ASSIGNMENT: Look for "heading" in the records and copy every line that has it.

TASK DATA:
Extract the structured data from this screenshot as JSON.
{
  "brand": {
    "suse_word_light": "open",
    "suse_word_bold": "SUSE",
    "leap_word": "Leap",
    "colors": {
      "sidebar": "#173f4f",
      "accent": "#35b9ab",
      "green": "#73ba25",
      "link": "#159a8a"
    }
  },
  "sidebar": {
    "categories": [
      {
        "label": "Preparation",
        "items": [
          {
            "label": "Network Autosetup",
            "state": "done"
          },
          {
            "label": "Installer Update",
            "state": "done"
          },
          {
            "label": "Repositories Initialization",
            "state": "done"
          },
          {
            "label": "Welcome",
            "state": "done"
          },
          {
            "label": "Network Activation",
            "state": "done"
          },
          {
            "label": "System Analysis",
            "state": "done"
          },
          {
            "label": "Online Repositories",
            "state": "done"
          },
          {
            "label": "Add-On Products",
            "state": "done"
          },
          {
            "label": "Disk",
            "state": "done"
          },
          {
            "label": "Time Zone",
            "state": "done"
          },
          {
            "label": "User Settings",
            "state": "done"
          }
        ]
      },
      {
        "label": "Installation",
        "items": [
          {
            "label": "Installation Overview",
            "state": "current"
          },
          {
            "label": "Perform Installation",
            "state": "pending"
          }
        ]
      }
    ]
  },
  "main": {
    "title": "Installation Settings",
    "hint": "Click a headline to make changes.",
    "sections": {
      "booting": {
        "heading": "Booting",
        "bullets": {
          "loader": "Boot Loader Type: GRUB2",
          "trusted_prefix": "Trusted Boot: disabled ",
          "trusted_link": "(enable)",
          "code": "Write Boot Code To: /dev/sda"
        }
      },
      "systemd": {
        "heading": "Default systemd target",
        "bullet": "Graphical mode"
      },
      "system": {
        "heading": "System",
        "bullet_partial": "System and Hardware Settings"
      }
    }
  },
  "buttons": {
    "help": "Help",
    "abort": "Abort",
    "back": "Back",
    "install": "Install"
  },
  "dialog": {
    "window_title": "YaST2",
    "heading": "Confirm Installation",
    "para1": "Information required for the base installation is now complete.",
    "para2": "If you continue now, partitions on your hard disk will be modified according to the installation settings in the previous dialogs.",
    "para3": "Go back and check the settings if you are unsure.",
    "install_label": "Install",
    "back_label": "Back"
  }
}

RESULT FOR THIS EXERCISE:
        "heading": "Booting",
        "heading": "Default systemd target",
        "heading": "System",
    "heading": "Confirm Installation",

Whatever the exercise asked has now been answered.